_Available data:_

◇ ◇ ◇ ◇ ◇ ◇ ◇

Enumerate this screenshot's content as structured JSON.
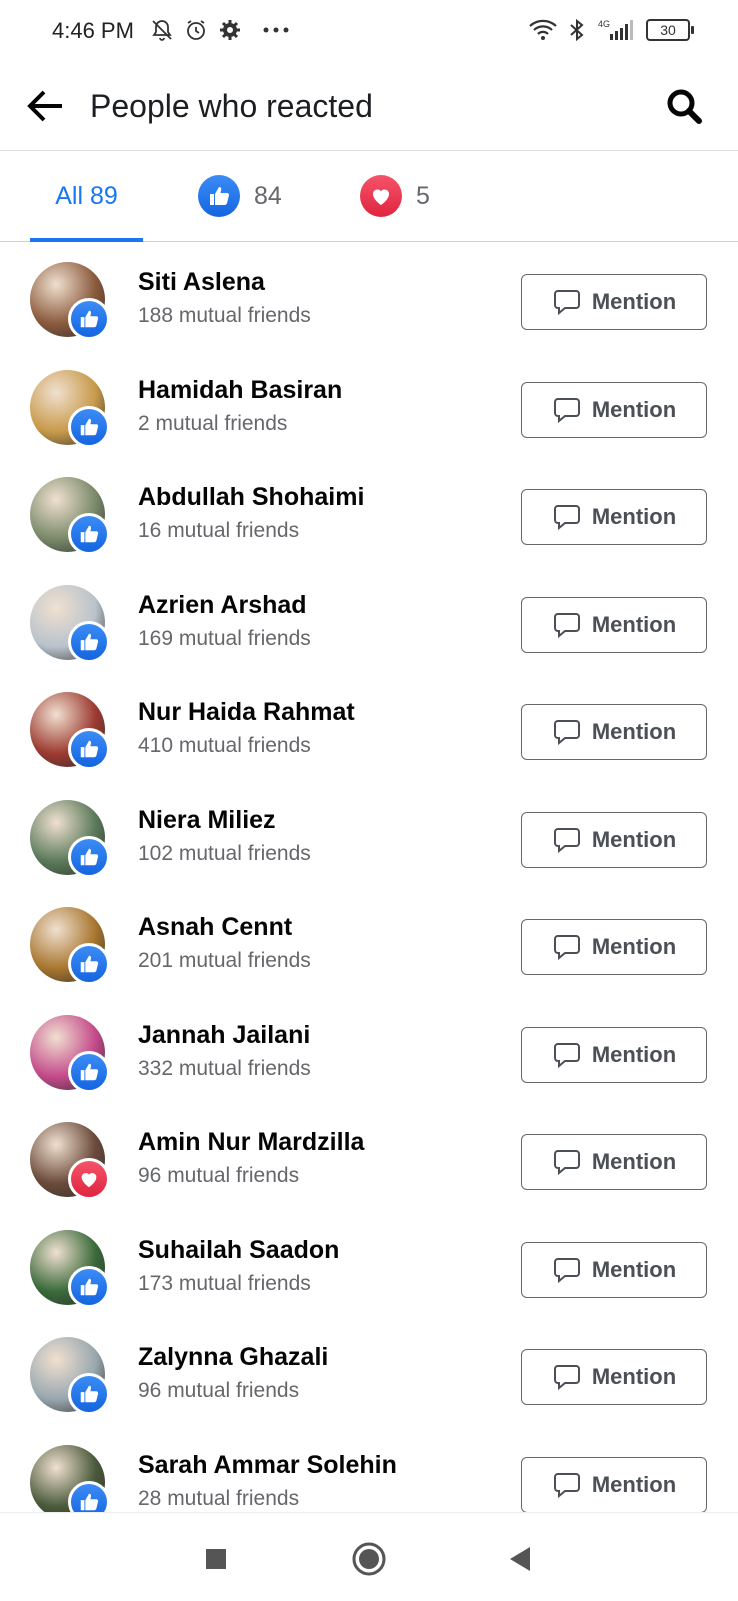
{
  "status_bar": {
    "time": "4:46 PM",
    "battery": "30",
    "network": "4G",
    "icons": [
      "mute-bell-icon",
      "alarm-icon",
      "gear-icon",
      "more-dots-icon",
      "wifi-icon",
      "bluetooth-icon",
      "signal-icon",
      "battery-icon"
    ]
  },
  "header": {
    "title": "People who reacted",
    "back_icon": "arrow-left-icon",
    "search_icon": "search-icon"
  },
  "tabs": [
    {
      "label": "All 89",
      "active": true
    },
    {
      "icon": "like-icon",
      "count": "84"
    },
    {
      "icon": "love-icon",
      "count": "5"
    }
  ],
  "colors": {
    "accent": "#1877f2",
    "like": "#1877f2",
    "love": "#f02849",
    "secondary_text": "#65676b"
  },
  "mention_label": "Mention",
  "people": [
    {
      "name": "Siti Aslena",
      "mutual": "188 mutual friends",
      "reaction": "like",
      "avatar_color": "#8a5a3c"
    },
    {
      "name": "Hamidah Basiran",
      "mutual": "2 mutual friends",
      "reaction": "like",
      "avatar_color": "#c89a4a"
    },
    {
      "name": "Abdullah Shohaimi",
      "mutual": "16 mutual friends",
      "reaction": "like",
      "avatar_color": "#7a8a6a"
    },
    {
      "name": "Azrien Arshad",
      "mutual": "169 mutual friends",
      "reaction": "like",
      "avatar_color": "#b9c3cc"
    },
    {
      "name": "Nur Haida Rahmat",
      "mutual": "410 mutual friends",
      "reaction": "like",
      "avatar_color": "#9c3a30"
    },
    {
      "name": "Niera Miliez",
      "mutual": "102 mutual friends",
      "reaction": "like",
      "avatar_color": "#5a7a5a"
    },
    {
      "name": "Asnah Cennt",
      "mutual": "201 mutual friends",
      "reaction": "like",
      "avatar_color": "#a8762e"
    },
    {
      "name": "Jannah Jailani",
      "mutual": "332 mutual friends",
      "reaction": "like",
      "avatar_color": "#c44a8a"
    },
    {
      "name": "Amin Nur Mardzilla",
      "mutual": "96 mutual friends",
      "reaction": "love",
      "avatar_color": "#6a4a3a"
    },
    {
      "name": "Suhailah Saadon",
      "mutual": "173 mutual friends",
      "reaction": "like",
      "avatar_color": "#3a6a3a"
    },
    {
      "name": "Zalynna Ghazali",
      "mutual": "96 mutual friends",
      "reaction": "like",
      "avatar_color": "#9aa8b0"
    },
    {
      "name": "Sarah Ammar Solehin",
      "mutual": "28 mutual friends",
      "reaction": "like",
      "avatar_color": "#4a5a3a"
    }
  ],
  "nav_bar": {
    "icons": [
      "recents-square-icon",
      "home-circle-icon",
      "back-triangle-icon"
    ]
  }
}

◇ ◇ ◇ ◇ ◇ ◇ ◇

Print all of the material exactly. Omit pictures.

_Task response:_
Enumerate this screenshot's content as structured JSON.
{
  "status_bar": {
    "time": "4:46 PM",
    "battery": "30",
    "network": "4G",
    "icons": [
      "mute-bell-icon",
      "alarm-icon",
      "gear-icon",
      "more-dots-icon",
      "wifi-icon",
      "bluetooth-icon",
      "signal-icon",
      "battery-icon"
    ]
  },
  "header": {
    "title": "People who reacted",
    "back_icon": "arrow-left-icon",
    "search_icon": "search-icon"
  },
  "tabs": [
    {
      "label": "All 89",
      "active": true
    },
    {
      "icon": "like-icon",
      "count": "84"
    },
    {
      "icon": "love-icon",
      "count": "5"
    }
  ],
  "colors": {
    "accent": "#1877f2",
    "like": "#1877f2",
    "love": "#f02849",
    "secondary_text": "#65676b"
  },
  "mention_label": "Mention",
  "people": [
    {
      "name": "Siti Aslena",
      "mutual": "188 mutual friends",
      "reaction": "like",
      "avatar_color": "#8a5a3c"
    },
    {
      "name": "Hamidah Basiran",
      "mutual": "2 mutual friends",
      "reaction": "like",
      "avatar_color": "#c89a4a"
    },
    {
      "name": "Abdullah Shohaimi",
      "mutual": "16 mutual friends",
      "reaction": "like",
      "avatar_color": "#7a8a6a"
    },
    {
      "name": "Azrien Arshad",
      "mutual": "169 mutual friends",
      "reaction": "like",
      "avatar_color": "#b9c3cc"
    },
    {
      "name": "Nur Haida Rahmat",
      "mutual": "410 mutual friends",
      "reaction": "like",
      "avatar_color": "#9c3a30"
    },
    {
      "name": "Niera Miliez",
      "mutual": "102 mutual friends",
      "reaction": "like",
      "avatar_color": "#5a7a5a"
    },
    {
      "name": "Asnah Cennt",
      "mutual": "201 mutual friends",
      "reaction": "like",
      "avatar_color": "#a8762e"
    },
    {
      "name": "Jannah Jailani",
      "mutual": "332 mutual friends",
      "reaction": "like",
      "avatar_color": "#c44a8a"
    },
    {
      "name": "Amin Nur Mardzilla",
      "mutual": "96 mutual friends",
      "reaction": "love",
      "avatar_color": "#6a4a3a"
    },
    {
      "name": "Suhailah Saadon",
      "mutual": "173 mutual friends",
      "reaction": "like",
      "avatar_color": "#3a6a3a"
    },
    {
      "name": "Zalynna Ghazali",
      "mutual": "96 mutual friends",
      "reaction": "like",
      "avatar_color": "#9aa8b0"
    },
    {
      "name": "Sarah Ammar Solehin",
      "mutual": "28 mutual friends",
      "reaction": "like",
      "avatar_color": "#4a5a3a"
    }
  ],
  "nav_bar": {
    "icons": [
      "recents-square-icon",
      "home-circle-icon",
      "back-triangle-icon"
    ]
  }
}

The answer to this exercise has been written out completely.